The brilliant charity SANDS have been leading a campaign recently about what to say to a parent who has lost a baby, this includes FATHERS. Men lose children too, but are expected to man up and get on with it all. Don’t forget to speak to them too.

SANDS has launched this little animation which is really very good, it sums up my own experience of returning to work perfectly. Please watch it, don’t be afraid to watch it. And by sharing it you give people a chance to understand how to treat us.

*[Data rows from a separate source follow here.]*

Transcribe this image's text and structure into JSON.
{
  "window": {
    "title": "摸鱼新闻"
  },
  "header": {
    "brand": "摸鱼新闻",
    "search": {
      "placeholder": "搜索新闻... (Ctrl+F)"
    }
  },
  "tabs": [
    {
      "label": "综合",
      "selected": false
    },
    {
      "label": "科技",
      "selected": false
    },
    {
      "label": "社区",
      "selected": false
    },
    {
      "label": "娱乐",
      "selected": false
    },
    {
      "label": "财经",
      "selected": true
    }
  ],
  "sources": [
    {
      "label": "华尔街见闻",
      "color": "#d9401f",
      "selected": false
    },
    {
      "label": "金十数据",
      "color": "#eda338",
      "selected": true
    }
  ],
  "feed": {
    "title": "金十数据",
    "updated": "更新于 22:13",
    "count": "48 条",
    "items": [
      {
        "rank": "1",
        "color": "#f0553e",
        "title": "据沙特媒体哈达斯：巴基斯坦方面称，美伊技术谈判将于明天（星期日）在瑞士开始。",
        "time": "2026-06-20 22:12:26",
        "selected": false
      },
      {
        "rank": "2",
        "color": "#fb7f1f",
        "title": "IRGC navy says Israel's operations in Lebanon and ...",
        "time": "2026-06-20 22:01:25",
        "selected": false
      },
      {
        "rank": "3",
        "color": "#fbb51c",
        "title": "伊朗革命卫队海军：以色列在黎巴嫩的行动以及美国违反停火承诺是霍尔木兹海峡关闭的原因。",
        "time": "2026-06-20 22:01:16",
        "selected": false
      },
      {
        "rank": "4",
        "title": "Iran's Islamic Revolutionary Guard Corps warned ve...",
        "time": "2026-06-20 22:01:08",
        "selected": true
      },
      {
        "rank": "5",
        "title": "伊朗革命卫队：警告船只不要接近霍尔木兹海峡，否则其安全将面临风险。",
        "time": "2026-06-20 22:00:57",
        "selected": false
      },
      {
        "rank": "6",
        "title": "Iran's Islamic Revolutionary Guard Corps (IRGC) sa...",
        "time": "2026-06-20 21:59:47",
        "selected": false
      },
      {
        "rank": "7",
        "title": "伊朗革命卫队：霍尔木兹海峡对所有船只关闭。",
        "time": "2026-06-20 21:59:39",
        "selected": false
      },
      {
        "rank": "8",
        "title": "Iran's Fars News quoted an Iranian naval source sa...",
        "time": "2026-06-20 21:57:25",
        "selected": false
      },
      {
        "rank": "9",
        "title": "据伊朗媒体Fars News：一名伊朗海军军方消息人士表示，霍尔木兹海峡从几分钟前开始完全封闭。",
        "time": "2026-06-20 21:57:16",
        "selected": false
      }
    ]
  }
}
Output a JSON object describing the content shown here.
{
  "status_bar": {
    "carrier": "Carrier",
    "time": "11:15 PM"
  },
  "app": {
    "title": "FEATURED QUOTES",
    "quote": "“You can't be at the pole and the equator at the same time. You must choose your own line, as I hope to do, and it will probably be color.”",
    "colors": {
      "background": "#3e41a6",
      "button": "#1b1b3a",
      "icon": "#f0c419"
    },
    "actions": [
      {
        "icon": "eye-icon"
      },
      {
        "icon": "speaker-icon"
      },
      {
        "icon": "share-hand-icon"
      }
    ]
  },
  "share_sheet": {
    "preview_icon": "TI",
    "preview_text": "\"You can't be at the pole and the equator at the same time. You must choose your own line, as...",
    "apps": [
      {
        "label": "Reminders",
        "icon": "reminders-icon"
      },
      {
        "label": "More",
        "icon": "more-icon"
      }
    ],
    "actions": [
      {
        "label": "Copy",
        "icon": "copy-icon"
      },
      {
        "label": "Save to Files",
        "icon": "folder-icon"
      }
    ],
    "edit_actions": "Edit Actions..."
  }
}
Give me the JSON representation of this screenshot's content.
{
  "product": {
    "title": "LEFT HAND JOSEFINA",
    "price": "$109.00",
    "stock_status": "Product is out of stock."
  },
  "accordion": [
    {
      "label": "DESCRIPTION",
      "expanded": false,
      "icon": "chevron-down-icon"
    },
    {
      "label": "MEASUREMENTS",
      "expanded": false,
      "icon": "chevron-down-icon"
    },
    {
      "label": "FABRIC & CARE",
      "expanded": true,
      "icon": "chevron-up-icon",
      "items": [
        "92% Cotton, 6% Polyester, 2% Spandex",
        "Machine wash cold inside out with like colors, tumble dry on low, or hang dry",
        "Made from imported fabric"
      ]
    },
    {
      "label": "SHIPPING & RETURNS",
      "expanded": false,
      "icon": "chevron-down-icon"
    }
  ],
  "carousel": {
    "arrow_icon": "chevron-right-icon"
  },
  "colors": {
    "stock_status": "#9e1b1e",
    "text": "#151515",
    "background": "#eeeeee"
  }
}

I’ll leave you with one thing, from an entirely female point of view: I am so pleased to see the reality of motherhood being discussed in the media and in art, I’m a poet myself so it’s bloody brilliant to see experiences of motherhood that don’t conform to the stereotype that the cult of motherhood would have us believe was the norm, there are poems about it winning competitions, collections about it gaining wide appreciation, women are now able to say: actually, I really struggled with being a mum’ and that is brilliant. But one area that doesn’t get a lot of air time is the experience of motherhood that I have had, and that many other women like me have had. Stillbirth, neonatal death are experiences of motherhood. My baby is still my baby whether she is alive or dead, I love her, I loved my pregnancy and it still made me feel like shit, I hated my fat ankles and even more hamster-ish cheeks and I loved my bump and I love my baby, loved shopping for her. I had an experience of motherhood, it was different, it was sad in many, many respects, but it was also full to the brim of love. Mine is not just a story of loss, it is a story of love.



New Freelance Website!

I’m making a few changes to how I work and have been fiddling about on t’internet to create a couple of things. Firstly, I’m now separating my two career parts into this site, which will remain poetry based and will be where I talk about being a writer as well as the other things that are a huge part of my life (my daughter’s death, coming to terms with childlessness etc) and another site which is my freelance writer site, as well as a place for me to share recipes, articles and blogs about glorious Yorkshire. If you fancy the sound of that, here’s the link:

Yorkshire, Yorkshire, Yorkshire

I’ve also got a Yorkshire twitter feed: Yorkshire, Yorkshire, Yorkshire